I became obsessed with the possibility that I would not be able to get the old man’s remains through airport security. The box they put him in was very heavy and I had been told that sometimes they put the ashes in a metal box and put that in the wooden box and if there was a metal box in the wooden box that security might think I was carrying a bomb. That freaked me out. Showing up at the memorial service without the remains of the man of the hour struck me as being like showing up at a wedding without the bride or groom.
So the next time I was flying somewhere I asked airport security about the matter. And the IQ-less young man there said he could not guarantee that they would go through the security check. I said I had heard that you could put a quarter under the box and if you could see the quarter with the machine then it would go through. The IQ-loess young man looked stern and said I was not supposed to know that.
This was not reassuring. So I phoned the mortuary and they referred me to the crematorium; everybody specializes these days. They assured me the box was just wood with ashes in it. But still I didn’t trust anybody by this point. We had my wife’s father’s ashes too, in a smaller box; and it weighed half of what my father’s box weighed and they were about the same height and weight at the point of expiration. How could that be. While talking with the crematorium people, I had my father’s box in my lap and turning it over happened to notice four screws.
If you want something done right, you have got to do it yourself. So I unscrewed the screws and took out my father’s ashes that were contained in heavy plastic. The ashes looked very much like ashes; and I was reassured to see no metal in the box. But sure enough at the airport, they pulled aside the suitcase with the old man in it and asked me what was in there. I said it was my father’s ashes and what was the matter and they said they couldn’t see through it. I said there was no metal in it.
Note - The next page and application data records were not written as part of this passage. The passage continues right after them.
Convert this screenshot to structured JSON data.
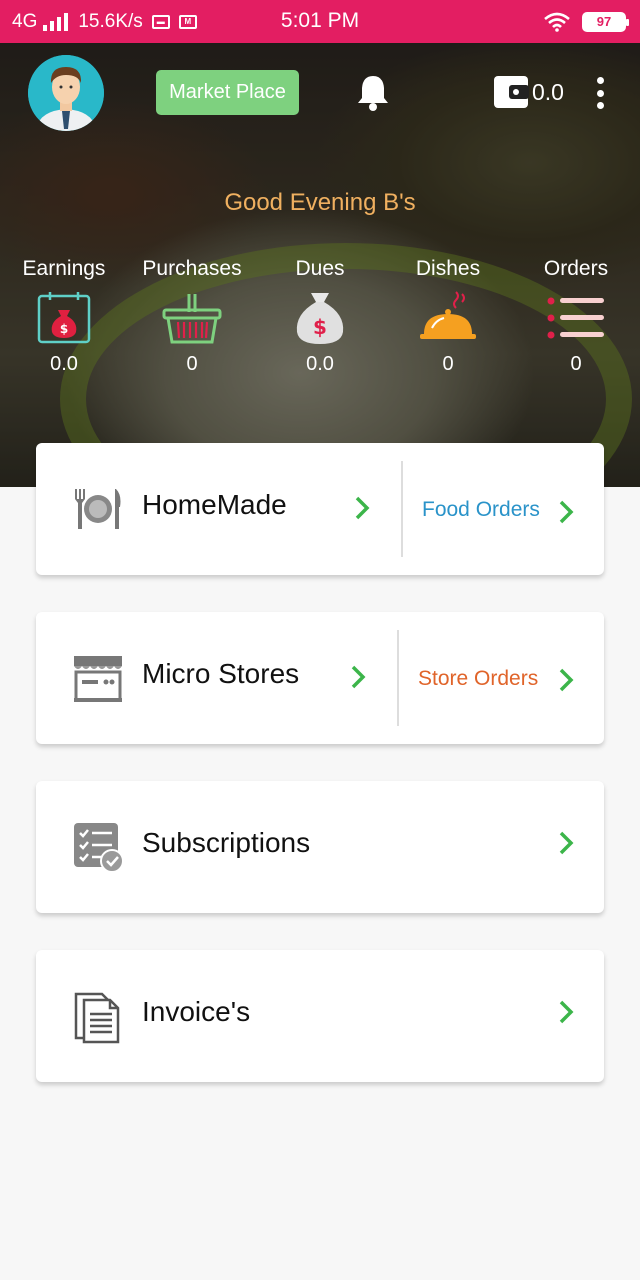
{
  "status_bar": {
    "network": "4G",
    "speed": "15.6K/s",
    "time": "5:01 PM",
    "battery": "97"
  },
  "header": {
    "market_place_label": "Market Place",
    "wallet_balance": "0.0",
    "greeting": "Good Evening B's"
  },
  "stats": [
    {
      "label": "Earnings",
      "value": "0.0",
      "icon": "money-bag-calendar-icon"
    },
    {
      "label": "Purchases",
      "value": "0",
      "icon": "basket-icon"
    },
    {
      "label": "Dues",
      "value": "0.0",
      "icon": "dollar-bag-icon"
    },
    {
      "label": "Dishes",
      "value": "0",
      "icon": "cloche-icon"
    },
    {
      "label": "Orders",
      "value": "0",
      "icon": "list-icon"
    }
  ],
  "cards": {
    "homemade": {
      "title": "HomeMade",
      "sub_label": "Food Orders",
      "icon": "plate-cutlery-icon"
    },
    "micro_stores": {
      "title": "Micro Stores",
      "sub_label": "Store Orders",
      "icon": "storefront-icon"
    },
    "subscriptions": {
      "title": "Subscriptions",
      "icon": "checklist-icon"
    },
    "invoices": {
      "title": "Invoice's",
      "icon": "documents-icon"
    }
  },
  "colors": {
    "status_bar": "#e31e62",
    "market_button": "#7ed17f",
    "greeting": "#f0b060",
    "chevron": "#3cb54a",
    "food_orders": "#2a93c9",
    "store_orders": "#e0642a"
  }
}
A security guy walked over and took the bag to another security machine. I saw him slip a quarter under the box which he had taken out of the bag and put in through the machine, and then he put it back in the bag and said I could take it with me. Thank God. The problem all along had not been metal, but the simple density of human ashes.